I am now convinced that most theories about the "stress and strain of adolescence" have focused incorrectly on such factors as adolescents' physical changes, their emerging sexuality, their new social demands, their struggle between being a child and an adult, and so on. This period is difficult for children and parents largely because adolescents become so independent of their parents that they can no longer be easily controlled by rewards and punishments. And since most parents rely so heavily on rewards and punishment, adolescents react with much independent, resistive, rebellious, hostile behavior.
Parents assume that adolescent rebellion and hostility are inevitably a function of this stage of development. I think this is no valid--it is more that adolescents become more able to resist and rebel. They are no longer controlled by their parents' rewards because they don't need them so much; and they are immune to threats of punishment because there is little parents can do to give them pain or strong discomfort.

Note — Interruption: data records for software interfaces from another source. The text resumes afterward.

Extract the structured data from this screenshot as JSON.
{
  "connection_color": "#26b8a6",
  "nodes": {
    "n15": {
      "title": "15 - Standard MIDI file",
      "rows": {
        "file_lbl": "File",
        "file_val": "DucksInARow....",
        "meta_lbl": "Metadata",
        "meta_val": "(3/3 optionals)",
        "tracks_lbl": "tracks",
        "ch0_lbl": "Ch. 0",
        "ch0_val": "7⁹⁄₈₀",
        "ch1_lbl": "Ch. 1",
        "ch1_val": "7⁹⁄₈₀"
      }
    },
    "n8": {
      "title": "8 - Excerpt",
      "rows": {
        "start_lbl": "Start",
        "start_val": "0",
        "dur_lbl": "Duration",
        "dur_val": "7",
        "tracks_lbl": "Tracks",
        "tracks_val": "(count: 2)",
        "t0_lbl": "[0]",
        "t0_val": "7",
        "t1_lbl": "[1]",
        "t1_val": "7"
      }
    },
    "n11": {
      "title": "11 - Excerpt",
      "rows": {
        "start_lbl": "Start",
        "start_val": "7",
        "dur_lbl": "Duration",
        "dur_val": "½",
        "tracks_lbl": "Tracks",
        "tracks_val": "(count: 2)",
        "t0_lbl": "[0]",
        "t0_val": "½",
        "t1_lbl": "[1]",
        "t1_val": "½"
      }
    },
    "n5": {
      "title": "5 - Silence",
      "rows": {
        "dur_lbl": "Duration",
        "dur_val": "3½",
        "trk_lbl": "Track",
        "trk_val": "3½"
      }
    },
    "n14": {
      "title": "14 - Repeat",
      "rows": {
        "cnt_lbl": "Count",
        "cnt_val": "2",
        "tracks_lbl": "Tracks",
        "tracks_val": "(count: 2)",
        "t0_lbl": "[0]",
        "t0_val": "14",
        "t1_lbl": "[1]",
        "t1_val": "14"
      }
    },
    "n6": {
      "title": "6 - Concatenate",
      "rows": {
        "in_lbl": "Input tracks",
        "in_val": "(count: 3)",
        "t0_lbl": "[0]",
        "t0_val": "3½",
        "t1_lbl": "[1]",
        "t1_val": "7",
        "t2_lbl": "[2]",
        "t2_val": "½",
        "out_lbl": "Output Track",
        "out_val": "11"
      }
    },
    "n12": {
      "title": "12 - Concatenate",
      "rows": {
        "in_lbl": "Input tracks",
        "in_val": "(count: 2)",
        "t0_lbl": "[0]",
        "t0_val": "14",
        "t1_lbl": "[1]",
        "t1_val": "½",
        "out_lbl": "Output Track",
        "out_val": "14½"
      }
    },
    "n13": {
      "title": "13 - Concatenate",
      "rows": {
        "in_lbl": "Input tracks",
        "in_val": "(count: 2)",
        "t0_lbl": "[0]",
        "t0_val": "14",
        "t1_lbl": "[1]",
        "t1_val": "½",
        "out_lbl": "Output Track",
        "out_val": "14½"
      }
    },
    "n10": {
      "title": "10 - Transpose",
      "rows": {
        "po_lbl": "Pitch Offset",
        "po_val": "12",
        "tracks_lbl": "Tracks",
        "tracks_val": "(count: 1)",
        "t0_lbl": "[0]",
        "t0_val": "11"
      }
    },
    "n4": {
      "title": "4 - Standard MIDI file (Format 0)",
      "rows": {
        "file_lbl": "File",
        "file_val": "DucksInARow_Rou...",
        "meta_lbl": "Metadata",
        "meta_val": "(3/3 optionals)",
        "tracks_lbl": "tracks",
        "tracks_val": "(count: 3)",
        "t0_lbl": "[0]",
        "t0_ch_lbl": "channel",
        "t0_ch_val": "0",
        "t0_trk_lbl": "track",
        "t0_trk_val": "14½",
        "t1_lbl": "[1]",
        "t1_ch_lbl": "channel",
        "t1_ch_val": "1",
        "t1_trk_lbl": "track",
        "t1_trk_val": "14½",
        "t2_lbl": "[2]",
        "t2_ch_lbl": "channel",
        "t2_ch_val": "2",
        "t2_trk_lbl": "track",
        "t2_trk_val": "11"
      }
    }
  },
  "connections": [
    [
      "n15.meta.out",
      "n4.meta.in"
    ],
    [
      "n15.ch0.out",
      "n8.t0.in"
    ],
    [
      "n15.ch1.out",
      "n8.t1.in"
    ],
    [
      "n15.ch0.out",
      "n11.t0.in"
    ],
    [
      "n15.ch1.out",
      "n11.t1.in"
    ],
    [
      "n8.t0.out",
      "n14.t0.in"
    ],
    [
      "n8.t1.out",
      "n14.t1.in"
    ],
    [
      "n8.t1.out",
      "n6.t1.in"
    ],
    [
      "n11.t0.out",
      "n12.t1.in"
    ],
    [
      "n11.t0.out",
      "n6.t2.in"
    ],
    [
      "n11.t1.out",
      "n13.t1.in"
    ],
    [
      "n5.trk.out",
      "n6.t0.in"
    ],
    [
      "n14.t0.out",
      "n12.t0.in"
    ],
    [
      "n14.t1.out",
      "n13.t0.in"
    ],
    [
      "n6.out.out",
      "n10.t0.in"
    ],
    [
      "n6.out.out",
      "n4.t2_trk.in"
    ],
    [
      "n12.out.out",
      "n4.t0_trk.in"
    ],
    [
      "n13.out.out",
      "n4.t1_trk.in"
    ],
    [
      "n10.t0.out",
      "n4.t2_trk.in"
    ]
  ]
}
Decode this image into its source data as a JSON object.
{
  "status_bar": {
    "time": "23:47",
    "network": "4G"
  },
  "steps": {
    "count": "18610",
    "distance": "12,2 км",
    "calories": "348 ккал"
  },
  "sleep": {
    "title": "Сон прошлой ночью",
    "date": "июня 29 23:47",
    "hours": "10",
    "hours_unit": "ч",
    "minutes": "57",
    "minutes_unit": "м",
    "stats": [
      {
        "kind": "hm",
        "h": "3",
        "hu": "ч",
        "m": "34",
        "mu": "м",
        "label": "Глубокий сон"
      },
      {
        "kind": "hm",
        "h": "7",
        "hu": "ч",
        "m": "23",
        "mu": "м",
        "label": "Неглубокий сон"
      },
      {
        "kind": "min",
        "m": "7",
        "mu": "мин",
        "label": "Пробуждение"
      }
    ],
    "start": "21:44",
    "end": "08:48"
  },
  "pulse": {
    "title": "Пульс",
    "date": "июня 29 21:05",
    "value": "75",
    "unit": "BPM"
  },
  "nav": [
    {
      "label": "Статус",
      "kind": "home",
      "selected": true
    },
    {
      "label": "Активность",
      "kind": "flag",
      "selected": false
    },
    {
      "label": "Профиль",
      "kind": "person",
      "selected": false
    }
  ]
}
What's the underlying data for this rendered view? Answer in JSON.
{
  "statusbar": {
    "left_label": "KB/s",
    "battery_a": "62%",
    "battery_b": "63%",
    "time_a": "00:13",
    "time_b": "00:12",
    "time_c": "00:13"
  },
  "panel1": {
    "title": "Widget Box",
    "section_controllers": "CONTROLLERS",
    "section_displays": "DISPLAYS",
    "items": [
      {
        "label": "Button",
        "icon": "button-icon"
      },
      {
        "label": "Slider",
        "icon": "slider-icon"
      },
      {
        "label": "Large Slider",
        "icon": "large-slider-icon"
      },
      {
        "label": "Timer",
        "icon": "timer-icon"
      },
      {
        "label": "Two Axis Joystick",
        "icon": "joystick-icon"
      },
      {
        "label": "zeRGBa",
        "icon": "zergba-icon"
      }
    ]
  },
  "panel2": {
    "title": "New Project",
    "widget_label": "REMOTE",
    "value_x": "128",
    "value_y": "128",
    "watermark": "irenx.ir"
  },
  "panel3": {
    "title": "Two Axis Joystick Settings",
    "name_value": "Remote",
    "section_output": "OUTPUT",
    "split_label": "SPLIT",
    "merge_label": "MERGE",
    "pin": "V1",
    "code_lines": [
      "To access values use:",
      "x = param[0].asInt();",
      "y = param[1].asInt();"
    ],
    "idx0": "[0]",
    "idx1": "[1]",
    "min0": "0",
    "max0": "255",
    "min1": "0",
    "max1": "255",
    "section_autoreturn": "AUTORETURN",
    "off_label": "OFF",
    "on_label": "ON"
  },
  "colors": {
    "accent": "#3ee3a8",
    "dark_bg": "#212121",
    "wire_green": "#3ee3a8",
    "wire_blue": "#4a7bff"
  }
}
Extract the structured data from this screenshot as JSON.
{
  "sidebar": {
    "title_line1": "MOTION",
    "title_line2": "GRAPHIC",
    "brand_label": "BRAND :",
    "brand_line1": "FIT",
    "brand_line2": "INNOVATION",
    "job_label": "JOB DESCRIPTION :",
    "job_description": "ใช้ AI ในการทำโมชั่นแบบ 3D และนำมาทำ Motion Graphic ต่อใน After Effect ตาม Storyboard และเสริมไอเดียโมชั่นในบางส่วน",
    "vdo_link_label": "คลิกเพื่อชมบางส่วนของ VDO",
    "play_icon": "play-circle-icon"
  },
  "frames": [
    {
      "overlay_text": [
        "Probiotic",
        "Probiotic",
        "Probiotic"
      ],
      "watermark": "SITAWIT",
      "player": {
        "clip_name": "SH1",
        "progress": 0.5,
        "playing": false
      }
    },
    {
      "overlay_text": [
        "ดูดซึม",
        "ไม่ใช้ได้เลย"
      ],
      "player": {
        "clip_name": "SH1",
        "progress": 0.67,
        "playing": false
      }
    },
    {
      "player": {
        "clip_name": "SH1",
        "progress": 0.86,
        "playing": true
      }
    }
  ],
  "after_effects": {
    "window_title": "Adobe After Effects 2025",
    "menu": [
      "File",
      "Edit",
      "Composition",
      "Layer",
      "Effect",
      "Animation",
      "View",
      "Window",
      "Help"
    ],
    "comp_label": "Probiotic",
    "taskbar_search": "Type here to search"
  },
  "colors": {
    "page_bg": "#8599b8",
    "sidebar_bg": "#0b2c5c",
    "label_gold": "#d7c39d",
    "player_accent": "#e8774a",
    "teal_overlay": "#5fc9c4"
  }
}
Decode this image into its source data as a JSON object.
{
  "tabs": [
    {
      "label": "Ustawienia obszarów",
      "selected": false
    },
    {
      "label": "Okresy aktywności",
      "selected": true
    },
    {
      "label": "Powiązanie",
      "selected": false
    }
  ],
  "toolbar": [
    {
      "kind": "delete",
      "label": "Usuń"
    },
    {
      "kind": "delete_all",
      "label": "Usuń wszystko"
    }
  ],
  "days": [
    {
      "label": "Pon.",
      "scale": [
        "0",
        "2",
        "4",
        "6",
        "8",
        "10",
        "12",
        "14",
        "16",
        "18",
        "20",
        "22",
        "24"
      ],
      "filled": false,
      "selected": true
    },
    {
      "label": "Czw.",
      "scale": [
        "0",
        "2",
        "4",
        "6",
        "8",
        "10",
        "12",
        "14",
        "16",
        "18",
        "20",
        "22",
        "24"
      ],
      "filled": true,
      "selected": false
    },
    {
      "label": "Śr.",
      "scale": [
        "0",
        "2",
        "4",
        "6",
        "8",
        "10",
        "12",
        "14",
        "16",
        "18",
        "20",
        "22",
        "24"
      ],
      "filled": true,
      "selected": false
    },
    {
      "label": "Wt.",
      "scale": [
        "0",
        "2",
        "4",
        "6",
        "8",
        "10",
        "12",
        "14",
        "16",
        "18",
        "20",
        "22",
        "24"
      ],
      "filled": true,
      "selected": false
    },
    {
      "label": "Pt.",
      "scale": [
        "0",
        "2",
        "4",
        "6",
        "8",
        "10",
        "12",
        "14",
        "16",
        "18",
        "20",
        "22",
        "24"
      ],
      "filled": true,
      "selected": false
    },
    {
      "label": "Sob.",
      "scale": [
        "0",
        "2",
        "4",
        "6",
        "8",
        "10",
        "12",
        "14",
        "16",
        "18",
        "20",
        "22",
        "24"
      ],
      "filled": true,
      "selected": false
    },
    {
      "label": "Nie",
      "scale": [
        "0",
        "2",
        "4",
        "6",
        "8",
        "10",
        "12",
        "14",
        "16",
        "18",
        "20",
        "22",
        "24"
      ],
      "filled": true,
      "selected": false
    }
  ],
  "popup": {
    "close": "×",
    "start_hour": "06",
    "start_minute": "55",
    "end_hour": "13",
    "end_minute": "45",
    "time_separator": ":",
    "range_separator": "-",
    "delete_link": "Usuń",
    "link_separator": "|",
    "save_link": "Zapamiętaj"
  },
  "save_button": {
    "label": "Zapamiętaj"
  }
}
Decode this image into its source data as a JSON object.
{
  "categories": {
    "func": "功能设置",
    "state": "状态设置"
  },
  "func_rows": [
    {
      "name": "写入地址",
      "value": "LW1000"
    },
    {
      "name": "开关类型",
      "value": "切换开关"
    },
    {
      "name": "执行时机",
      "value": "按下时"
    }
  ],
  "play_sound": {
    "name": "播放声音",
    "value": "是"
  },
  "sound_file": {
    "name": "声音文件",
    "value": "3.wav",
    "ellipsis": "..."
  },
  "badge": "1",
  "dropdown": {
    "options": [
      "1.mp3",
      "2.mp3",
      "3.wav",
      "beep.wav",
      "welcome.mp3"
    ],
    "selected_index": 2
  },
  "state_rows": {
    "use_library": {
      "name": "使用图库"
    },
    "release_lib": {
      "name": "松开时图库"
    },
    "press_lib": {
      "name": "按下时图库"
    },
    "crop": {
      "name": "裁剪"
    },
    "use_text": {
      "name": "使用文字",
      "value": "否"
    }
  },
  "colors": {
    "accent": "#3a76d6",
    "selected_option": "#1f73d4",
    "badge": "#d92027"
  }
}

The typical adolescent behaves as she does because she has acquired enough strength and resources to satisfy her own needs and enough of her own power so that she need not fear the power of her parents.
An adolescent, therefore, does not rebel against her parents. She rebels against their power. If parents would rely less on power and more on nonpower methods to influence their children from infancy on, there would be little for children to rebel against when they become adolescents. The use of power to change the behavior of children, then, has this severe limitation: parents inevitably run out of power, and sooner than they think.*
*Excerpt from Dr. Thomas Gordon's P.E.T. book